━━━━━ The data

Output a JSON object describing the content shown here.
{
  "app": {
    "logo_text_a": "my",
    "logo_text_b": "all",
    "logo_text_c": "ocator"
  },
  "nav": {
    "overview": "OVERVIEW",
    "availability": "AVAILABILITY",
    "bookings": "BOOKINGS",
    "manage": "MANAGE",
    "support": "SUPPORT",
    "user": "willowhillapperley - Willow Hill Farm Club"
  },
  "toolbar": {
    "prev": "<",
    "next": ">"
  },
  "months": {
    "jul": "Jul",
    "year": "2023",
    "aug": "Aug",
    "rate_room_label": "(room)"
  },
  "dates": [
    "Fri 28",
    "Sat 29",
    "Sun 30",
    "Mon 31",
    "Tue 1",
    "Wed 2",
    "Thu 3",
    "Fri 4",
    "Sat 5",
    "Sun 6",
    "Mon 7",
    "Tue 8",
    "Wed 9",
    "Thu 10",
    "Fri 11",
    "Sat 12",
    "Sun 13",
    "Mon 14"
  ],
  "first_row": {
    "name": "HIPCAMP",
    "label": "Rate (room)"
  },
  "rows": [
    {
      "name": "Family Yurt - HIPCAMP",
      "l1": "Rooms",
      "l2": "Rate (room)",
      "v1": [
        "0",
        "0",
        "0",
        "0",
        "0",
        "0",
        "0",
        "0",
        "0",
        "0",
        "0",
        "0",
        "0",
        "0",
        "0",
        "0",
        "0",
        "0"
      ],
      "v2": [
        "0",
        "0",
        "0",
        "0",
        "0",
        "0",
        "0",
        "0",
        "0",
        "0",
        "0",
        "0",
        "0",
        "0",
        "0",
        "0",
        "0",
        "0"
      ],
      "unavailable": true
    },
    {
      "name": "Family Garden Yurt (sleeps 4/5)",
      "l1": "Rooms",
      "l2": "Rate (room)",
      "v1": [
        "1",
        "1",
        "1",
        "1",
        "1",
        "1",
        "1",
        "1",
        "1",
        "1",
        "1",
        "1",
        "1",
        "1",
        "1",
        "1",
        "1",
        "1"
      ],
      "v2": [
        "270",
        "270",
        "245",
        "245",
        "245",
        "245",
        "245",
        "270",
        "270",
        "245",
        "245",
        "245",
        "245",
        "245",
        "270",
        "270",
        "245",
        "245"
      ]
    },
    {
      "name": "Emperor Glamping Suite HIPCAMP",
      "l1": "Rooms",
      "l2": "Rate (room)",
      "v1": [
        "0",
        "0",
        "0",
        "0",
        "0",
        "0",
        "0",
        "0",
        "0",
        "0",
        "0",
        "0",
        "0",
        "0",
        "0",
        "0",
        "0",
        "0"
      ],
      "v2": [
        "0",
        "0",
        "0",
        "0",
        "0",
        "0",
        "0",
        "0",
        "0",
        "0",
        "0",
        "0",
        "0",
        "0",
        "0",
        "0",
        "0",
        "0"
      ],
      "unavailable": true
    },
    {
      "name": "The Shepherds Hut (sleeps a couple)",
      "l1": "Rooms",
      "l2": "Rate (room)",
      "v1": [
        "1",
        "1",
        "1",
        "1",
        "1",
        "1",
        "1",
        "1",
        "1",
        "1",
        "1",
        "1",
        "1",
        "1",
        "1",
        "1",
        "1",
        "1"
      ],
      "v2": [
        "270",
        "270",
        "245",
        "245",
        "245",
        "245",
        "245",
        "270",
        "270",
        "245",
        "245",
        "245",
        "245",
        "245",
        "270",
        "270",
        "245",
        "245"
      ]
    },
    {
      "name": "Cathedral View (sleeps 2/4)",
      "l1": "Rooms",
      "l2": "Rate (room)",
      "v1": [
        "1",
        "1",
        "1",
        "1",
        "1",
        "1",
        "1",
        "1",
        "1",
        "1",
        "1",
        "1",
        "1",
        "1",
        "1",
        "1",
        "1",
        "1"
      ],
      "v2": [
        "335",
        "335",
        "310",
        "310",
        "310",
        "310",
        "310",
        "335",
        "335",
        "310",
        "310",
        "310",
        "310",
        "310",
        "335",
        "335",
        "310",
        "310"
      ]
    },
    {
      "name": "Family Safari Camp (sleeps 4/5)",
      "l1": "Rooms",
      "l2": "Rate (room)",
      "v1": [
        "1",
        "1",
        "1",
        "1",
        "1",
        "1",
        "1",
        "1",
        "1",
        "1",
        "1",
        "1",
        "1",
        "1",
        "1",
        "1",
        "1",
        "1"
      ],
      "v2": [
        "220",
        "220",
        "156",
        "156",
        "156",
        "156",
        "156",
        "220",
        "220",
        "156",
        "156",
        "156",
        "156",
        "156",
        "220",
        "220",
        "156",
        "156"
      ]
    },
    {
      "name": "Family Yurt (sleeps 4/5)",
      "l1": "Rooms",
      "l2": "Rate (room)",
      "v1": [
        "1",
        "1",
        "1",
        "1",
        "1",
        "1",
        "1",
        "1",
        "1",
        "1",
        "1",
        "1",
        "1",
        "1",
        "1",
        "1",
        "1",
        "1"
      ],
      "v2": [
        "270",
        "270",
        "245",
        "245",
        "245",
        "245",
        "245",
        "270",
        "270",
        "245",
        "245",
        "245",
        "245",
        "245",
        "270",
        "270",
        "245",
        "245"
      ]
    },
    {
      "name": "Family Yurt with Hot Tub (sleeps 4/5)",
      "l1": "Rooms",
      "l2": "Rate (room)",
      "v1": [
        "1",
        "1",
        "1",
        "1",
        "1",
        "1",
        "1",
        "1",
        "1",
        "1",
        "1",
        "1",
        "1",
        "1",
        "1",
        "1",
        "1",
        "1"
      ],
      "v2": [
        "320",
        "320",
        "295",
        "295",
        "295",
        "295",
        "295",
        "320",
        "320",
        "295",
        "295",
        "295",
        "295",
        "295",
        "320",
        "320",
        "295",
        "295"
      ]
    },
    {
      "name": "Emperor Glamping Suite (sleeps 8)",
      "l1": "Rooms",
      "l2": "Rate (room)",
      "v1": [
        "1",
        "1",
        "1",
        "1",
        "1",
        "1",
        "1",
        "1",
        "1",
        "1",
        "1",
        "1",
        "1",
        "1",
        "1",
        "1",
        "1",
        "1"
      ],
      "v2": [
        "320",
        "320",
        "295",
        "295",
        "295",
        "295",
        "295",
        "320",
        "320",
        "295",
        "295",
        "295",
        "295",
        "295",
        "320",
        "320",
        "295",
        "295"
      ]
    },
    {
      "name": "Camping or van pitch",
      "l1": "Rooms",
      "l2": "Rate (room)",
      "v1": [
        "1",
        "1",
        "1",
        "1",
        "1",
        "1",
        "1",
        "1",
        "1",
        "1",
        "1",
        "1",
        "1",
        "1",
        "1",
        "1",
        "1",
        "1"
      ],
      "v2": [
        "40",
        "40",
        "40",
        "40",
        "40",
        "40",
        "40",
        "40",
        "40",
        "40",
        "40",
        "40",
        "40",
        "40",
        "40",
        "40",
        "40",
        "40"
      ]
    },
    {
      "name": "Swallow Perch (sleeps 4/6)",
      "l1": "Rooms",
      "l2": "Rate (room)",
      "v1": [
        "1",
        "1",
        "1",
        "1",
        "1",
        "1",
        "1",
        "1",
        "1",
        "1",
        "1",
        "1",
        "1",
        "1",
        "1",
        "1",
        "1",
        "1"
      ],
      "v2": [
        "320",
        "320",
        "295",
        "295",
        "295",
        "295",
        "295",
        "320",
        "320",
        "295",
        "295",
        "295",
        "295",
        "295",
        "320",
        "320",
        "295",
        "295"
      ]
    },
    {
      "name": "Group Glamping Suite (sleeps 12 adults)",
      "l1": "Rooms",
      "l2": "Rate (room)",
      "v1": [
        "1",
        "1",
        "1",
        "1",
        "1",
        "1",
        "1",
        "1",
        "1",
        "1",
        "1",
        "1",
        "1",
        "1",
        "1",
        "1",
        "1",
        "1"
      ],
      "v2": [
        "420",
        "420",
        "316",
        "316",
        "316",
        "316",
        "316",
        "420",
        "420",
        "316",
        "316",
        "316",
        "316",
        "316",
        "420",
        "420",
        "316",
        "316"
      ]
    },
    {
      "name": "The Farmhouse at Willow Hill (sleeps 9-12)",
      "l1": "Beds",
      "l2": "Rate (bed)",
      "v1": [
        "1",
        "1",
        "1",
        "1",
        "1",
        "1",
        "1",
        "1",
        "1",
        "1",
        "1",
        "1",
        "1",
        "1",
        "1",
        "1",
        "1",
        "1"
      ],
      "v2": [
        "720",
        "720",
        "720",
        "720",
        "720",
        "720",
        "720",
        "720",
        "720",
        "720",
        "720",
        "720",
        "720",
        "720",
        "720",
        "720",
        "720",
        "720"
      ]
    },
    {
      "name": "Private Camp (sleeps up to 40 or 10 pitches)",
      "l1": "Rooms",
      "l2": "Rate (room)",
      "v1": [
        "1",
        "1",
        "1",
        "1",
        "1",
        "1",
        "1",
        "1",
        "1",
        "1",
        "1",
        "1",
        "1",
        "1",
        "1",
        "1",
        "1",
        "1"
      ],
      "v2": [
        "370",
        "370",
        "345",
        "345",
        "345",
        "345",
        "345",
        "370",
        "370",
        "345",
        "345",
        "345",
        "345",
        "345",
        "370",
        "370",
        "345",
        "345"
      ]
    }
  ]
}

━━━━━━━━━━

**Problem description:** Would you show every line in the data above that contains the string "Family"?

**Result below:**
      "name": "Family Yurt - HIPCAMP",
      "name": "Family Garden Yurt (sleeps 4/5)",
      "name": "Family Safari Camp (sleeps 4/5)",
      "name": "Family Yurt (sleeps 4/5)",
      "name": "Family Yurt with Hot Tub (sleeps 4/5)",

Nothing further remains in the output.